I am not trying to say that this is the only motivation. I am sure as a labor of love, most developers feel they are creating something of value that will be remembered for some time to come. The latest trailer for Rainbow Six: Patriots is a stark reminder of this. There is a scene where a civilian is instructed by a terrorist cell to go to Times Square to detonate the vest or his wife will be killed. Team Rainbow intercepts this man, realizes there is no time to diffuse the bomb, makes the split/second decision to chose the life of one over the lives of many, and throws him off of a bridge with seconds to spare. The bomb detonates before the poor bastard hits the water.

The developer jargon accompanying the trailer says the game will confront the player with similar tough choices, which begs the question: do they understand what ‘choice’ means? Choice implies that I have two or more ways of resolving a situation, and each of these paths has it’s own set of advantages and disadvantages. If one choice ends in one man dying, and the other includes him and everyone around you (including you) dying, is it really a choice? My point is that the entire thing is created for pure shock value, and the illusion of choice is stapled to it to give it illusion of meaning.

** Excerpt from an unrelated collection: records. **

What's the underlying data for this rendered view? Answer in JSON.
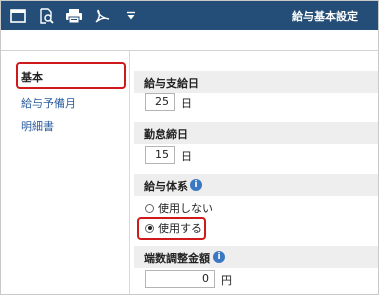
{
  "toolbar": {
    "title": "給与基本設定",
    "icons": [
      "window-icon",
      "search-document-icon",
      "print-icon",
      "pdf-icon",
      "dropdown-icon"
    ]
  },
  "sidebar": {
    "items": [
      {
        "label": "基本",
        "active": true
      },
      {
        "label": "給与予備月",
        "active": false
      },
      {
        "label": "明細書",
        "active": false
      }
    ]
  },
  "sections": {
    "pay_day": {
      "title": "給与支給日",
      "value": "25",
      "unit": "日"
    },
    "cutoff_day": {
      "title": "勤怠締日",
      "value": "15",
      "unit": "日"
    },
    "pay_system": {
      "title": "給与体系",
      "options": [
        {
          "label": "使用しない",
          "selected": false
        },
        {
          "label": "使用する",
          "selected": true
        }
      ]
    },
    "rounding": {
      "title": "端数調整金額",
      "value": "0",
      "unit": "円"
    }
  },
  "colors": {
    "toolbar_bg": "#244e78",
    "highlight": "#d0191b",
    "link": "#2a5d9f",
    "info": "#3a78c3"
  }
}
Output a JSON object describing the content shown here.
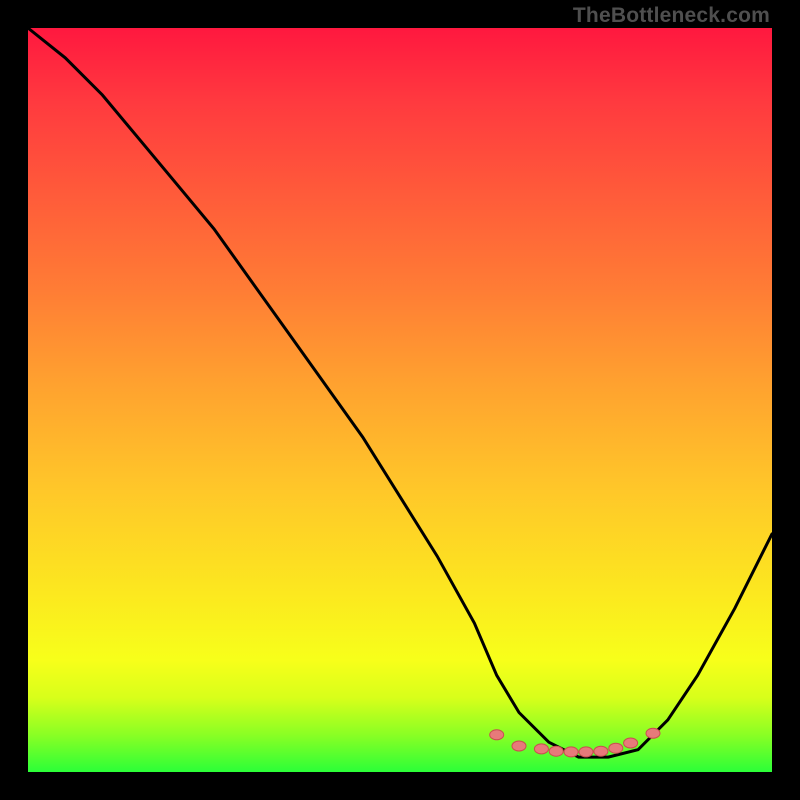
{
  "watermark": "TheBottleneck.com",
  "chart_data": {
    "type": "line",
    "title": "",
    "xlabel": "",
    "ylabel": "",
    "xlim": [
      0,
      100
    ],
    "ylim": [
      0,
      100
    ],
    "series": [
      {
        "name": "curve",
        "x": [
          0,
          5,
          10,
          15,
          20,
          25,
          30,
          35,
          40,
          45,
          50,
          55,
          60,
          63,
          66,
          70,
          74,
          78,
          82,
          86,
          90,
          95,
          100
        ],
        "y": [
          100,
          96,
          91,
          85,
          79,
          73,
          66,
          59,
          52,
          45,
          37,
          29,
          20,
          13,
          8,
          4,
          2,
          2,
          3,
          7,
          13,
          22,
          32
        ]
      },
      {
        "name": "markers",
        "x": [
          63,
          66,
          69,
          71,
          73,
          75,
          77,
          79,
          81,
          84
        ],
        "y": [
          5.0,
          3.5,
          3.1,
          2.8,
          2.7,
          2.7,
          2.8,
          3.2,
          3.9,
          5.2
        ]
      }
    ],
    "annotations": [],
    "colors": {
      "curve": "#000000",
      "marker_fill": "#e77a7a",
      "marker_stroke": "#c94f4f",
      "gradient_top": "#ff183f",
      "gradient_bottom": "#2bff38"
    }
  }
}
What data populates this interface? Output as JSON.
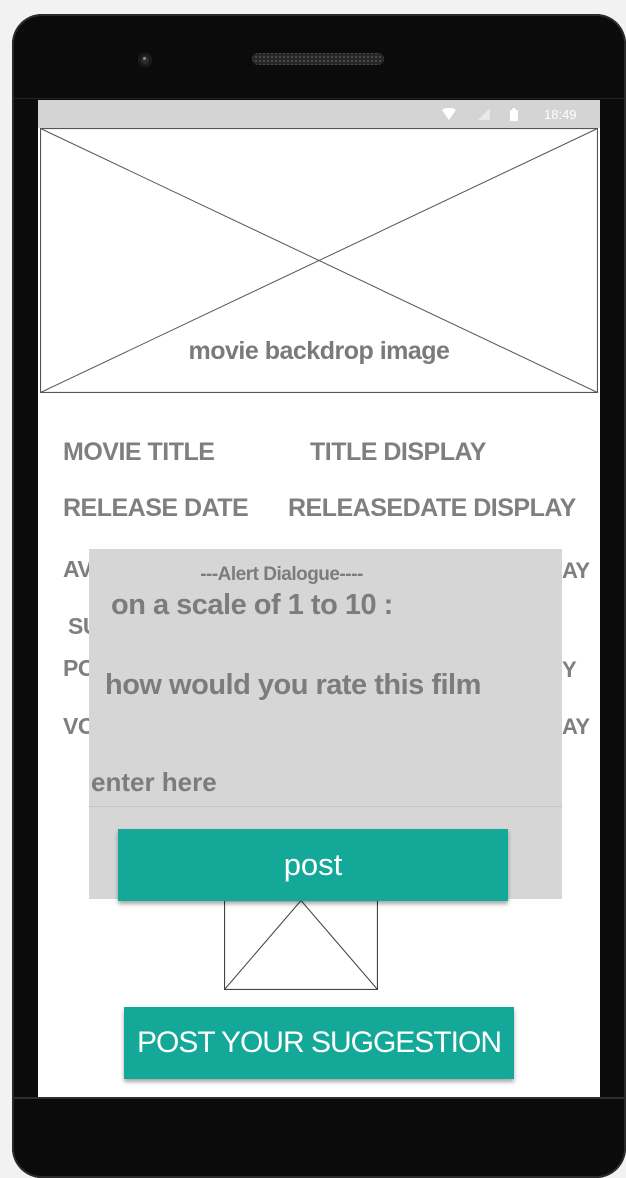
{
  "statusbar": {
    "time": "18:49",
    "icons": [
      "wifi-icon",
      "signal-icon",
      "battery-icon"
    ]
  },
  "backdrop": {
    "label": "movie backdrop image"
  },
  "details": {
    "movie_title_label": "MOVIE TITLE",
    "title_display": "TITLE DISPLAY",
    "release_date_label": "RELEASE DATE",
    "releasedate_display": "RELEASEDATE DISPLAY",
    "partial_left": [
      "AV",
      "SU",
      "PO",
      "VO"
    ],
    "partial_right": [
      "AY",
      "Y",
      "AY"
    ]
  },
  "dialog": {
    "title": "---Alert Dialogue----",
    "question_line1": "on a scale of 1 to 10 :",
    "question_line2": "how would you rate this film",
    "input_placeholder": "enter here",
    "post_label": "post"
  },
  "suggest_button": {
    "label": "POST YOUR SUGGESTION"
  },
  "colors": {
    "accent": "#14a898",
    "dialog_bg": "#d6d6d6",
    "statusbar_bg": "#d4d4d4",
    "label_text": "#7f7f7f"
  }
}
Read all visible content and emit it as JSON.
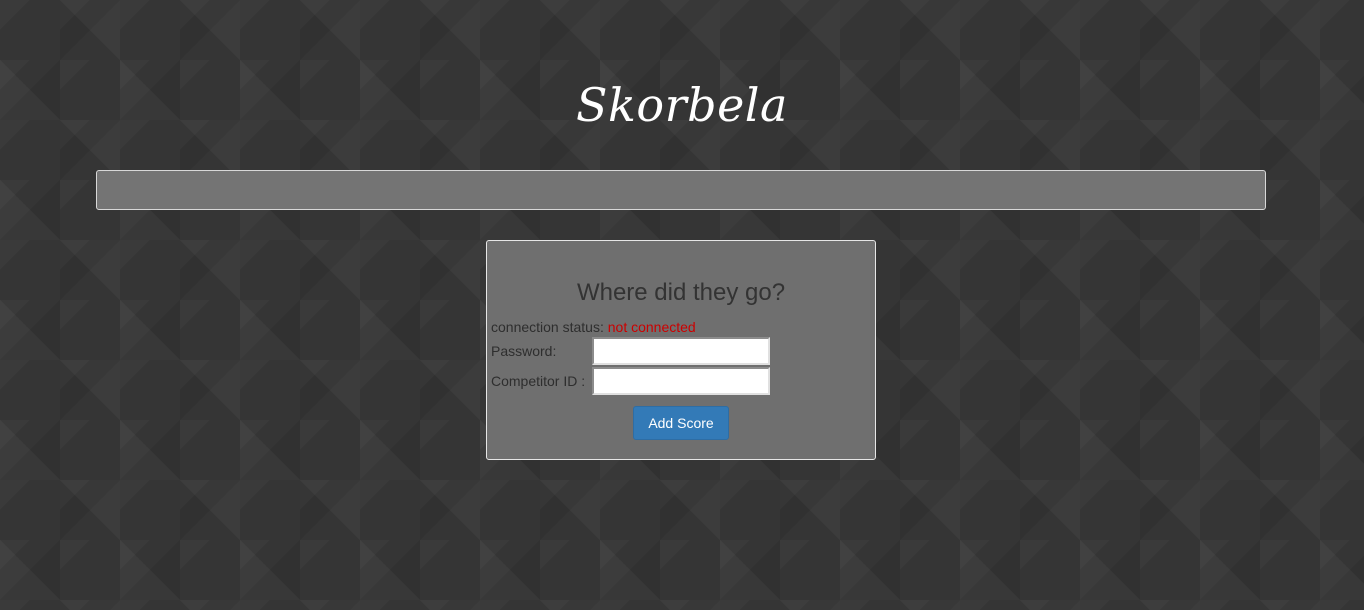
{
  "app": {
    "brand": "Skorbela"
  },
  "panel": {
    "title": "Where did they go?",
    "status_label": "connection status: ",
    "status_value": "not connected",
    "password_label": "Password:",
    "password_value": "",
    "competitor_label": "Competitor ID :",
    "competitor_value": "",
    "submit_label": "Add Score"
  },
  "colors": {
    "status_error": "#cc0000",
    "primary_button": "#337ab7",
    "panel_background": "#6f6f6f",
    "page_background": "#353535"
  }
}
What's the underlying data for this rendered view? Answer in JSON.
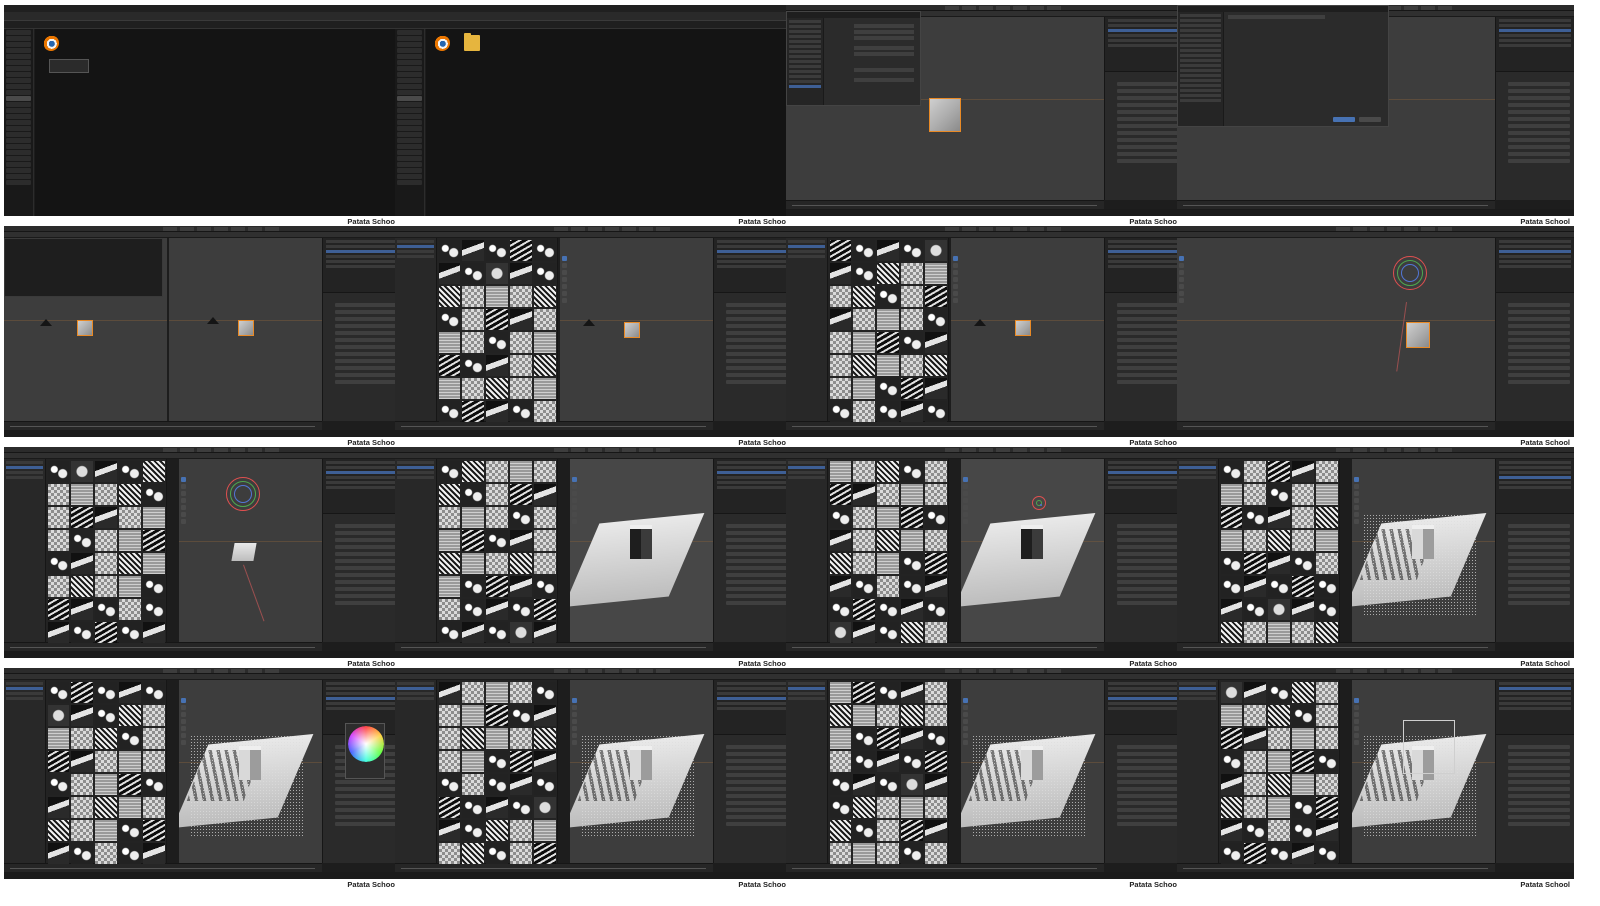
{
  "watermark": "Patata School",
  "colors": {
    "page_background": "#ffffff",
    "blender_ui": "#2b2b2b",
    "viewport": "#3d3d3d",
    "selection_accent": "#4772b3",
    "active_outline": "#e98a26",
    "folder": "#e6b53e"
  },
  "icons": [
    "blender-logo-icon",
    "folder-icon",
    "camera-icon",
    "cube-icon",
    "color-wheel-icon",
    "transform-gizmo-icon"
  ],
  "frames": [
    {
      "id": 1,
      "scene": "file-explorer"
    },
    {
      "id": 2,
      "scene": "file-explorer-new-folder"
    },
    {
      "id": 3,
      "scene": "preferences-dialog"
    },
    {
      "id": 4,
      "scene": "file-browser-dialog"
    },
    {
      "id": 5,
      "scene": "split-viewport"
    },
    {
      "id": 6,
      "scene": "texture-browser"
    },
    {
      "id": 7,
      "scene": "texture-browser-drag"
    },
    {
      "id": 8,
      "scene": "light-gizmo"
    },
    {
      "id": 9,
      "scene": "light-gizmo-plane"
    },
    {
      "id": 10,
      "scene": "gobo-shadow"
    },
    {
      "id": 11,
      "scene": "gobo-shadow-edit"
    },
    {
      "id": 12,
      "scene": "gobo-render"
    },
    {
      "id": 13,
      "scene": "color-picker"
    },
    {
      "id": 14,
      "scene": "gobo-render-2"
    },
    {
      "id": 15,
      "scene": "gobo-render-3"
    },
    {
      "id": 16,
      "scene": "wireframe-render"
    }
  ]
}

An article I read recently by a gentleman called David Burroughs on Sabotage Times called into question the need for such shock value, how it has diminishing returns and how it ultimately doesn’t add anything of value.

Is it right to expect the player to abstain from ‘murdering’ the ‘people’ in the airport when the only means of communication awarded the player is engage with the game and shoot, or do nothing?

Can something as intentionally controversial as ‘No Russian’ carry any real weight when the entire narrative is experienced down the barrel of a gun?

This is a very subtle but significant point. The whole point of the No Russian mission was to paint a picture of the atrocities of war, and how it would affect us if the horrors visited upon people in warzones were inflicted upon the ‘civilized’ world in a single act of mindless madness. But how can something like that carry any weight when the narrative involves you committing the atrocity. The whole point of identifying with the victims is to be able to paint on a face for the antagonist, but when you are the perpetrator yourself (or at the very least a silent observer) how do you create the impact? Ostensibly, the whole idea then, is to create controversy, an act filled with such a horrendous premise that developers know it will attract the ire of critics almost universally. And perhaps they welcome it. For no publicity is bad publicity, right? Except this strategy has exponentially diminishing returns.

Ever wonder why a small child getting blown up, while on vacation in Europe, in Modern Warfare 3 didn’t create nearly as much hype?

“Firefly, Buffy MMOs Officially Dead” or “They Existed?”

January 3, 2012 2 comments

News story from Massively.com today: Multiverse shuts down: Firefly, Buffy MMOs officially dead. Call me ill-informed, but I didn’t even know those existed! I would have at least liked to take a look at the Firefly one!

Categories: *facepalm*